■ **Provided entries**

-------------------------

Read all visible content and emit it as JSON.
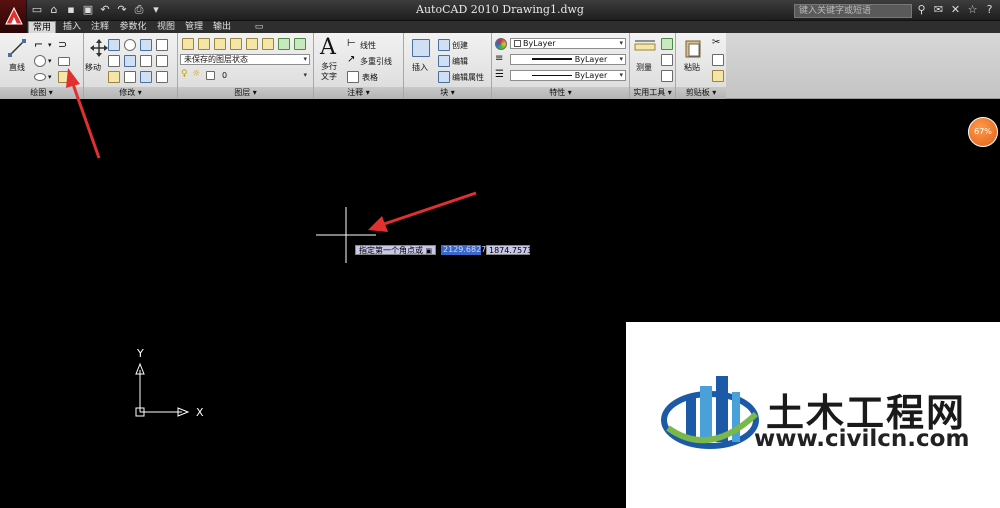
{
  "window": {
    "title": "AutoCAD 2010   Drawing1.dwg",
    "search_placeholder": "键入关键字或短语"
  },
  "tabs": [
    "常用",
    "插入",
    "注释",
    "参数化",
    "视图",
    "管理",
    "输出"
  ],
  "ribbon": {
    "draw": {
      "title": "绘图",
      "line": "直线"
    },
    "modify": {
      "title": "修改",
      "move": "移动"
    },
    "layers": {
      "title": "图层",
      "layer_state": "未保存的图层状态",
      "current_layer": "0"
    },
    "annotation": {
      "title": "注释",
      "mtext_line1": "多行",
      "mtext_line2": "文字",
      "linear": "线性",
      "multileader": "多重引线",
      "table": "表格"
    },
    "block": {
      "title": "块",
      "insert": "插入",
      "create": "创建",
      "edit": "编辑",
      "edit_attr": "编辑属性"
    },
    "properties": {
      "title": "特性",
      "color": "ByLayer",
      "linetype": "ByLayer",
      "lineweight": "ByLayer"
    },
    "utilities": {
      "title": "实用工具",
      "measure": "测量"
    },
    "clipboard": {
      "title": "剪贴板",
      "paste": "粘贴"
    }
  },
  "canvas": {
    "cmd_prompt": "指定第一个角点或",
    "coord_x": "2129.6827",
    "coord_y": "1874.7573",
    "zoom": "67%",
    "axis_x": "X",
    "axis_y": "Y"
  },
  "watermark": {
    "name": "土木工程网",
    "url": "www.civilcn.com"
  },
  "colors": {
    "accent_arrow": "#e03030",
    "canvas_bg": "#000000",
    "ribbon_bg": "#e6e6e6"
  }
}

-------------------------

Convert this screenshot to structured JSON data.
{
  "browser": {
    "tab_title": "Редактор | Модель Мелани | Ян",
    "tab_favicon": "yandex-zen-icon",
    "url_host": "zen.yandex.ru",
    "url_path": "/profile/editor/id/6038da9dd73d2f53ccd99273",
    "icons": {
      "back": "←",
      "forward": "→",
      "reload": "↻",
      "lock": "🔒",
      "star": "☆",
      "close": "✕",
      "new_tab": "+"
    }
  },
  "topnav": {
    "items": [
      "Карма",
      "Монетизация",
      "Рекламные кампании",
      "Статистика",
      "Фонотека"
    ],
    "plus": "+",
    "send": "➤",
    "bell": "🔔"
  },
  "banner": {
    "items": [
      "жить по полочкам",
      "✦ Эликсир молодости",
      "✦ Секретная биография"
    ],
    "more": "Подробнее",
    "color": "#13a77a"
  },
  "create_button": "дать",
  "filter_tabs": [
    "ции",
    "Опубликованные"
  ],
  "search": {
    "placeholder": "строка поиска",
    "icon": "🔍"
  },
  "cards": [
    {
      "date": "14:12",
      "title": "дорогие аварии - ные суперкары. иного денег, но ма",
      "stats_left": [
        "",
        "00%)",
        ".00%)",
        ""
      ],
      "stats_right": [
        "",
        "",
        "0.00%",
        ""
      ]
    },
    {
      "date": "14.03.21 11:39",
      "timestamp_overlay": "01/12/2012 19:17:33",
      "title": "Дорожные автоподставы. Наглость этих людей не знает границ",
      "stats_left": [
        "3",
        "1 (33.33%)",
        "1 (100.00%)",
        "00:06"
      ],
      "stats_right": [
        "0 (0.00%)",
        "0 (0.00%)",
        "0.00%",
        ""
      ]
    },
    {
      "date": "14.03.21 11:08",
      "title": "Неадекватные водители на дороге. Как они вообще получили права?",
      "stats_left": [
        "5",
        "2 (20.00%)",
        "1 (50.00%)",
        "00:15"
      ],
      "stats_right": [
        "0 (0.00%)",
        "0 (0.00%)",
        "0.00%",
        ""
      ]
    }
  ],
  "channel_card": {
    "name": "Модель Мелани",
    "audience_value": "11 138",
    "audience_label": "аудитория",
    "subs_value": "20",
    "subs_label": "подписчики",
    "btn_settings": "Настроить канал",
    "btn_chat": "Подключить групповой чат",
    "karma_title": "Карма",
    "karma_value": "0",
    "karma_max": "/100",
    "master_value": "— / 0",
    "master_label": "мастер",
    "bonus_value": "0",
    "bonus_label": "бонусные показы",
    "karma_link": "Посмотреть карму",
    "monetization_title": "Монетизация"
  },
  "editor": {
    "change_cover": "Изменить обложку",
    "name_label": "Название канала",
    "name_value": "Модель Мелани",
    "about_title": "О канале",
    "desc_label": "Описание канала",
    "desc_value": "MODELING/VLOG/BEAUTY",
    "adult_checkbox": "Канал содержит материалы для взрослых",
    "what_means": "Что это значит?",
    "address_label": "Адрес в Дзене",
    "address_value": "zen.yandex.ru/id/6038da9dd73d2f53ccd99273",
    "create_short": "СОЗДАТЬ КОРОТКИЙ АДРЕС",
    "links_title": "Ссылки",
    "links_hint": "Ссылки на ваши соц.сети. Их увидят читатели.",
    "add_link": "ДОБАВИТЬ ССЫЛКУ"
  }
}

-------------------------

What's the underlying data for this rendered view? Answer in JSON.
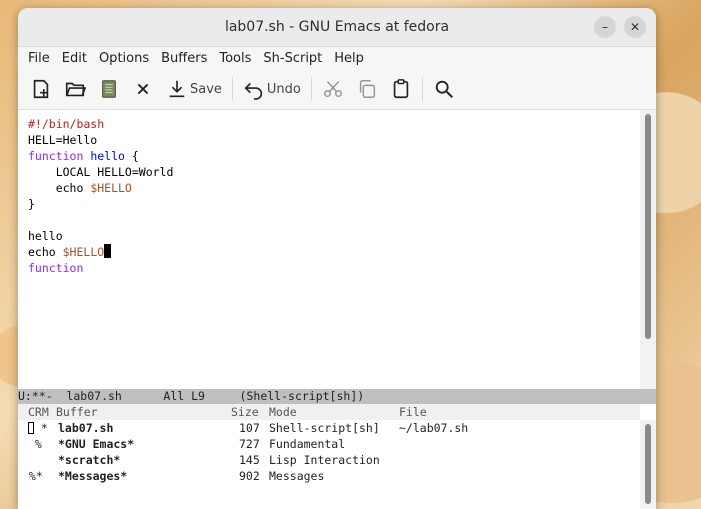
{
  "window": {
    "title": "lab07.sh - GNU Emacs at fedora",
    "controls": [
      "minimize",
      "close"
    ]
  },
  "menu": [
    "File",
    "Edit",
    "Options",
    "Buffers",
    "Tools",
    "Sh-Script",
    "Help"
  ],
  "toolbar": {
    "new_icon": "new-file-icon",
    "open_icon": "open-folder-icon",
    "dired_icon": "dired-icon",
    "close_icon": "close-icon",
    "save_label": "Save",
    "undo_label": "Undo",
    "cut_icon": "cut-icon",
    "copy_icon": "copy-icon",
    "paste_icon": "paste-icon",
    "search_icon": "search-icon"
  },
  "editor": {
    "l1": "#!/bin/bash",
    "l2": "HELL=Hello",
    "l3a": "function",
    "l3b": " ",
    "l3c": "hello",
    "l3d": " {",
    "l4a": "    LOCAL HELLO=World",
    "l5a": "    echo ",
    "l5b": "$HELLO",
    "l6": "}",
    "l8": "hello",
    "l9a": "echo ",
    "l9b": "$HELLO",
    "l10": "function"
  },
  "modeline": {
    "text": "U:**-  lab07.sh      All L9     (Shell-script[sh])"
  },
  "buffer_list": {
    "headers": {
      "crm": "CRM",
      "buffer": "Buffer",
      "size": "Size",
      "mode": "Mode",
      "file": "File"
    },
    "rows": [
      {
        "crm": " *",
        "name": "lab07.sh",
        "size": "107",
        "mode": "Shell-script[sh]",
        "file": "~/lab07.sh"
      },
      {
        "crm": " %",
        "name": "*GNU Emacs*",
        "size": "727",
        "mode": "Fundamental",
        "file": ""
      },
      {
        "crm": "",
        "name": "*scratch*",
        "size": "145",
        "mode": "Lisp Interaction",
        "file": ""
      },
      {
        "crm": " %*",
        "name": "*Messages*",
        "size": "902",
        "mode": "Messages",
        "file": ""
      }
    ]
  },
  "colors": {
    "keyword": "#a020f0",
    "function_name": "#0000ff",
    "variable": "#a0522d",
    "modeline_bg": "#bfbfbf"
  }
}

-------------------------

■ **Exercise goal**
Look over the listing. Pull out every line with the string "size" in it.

■ **Solution for this task**
      "size": "Size",
        "size": "107",
        "size": "727",
        "size": "145",
        "size": "902",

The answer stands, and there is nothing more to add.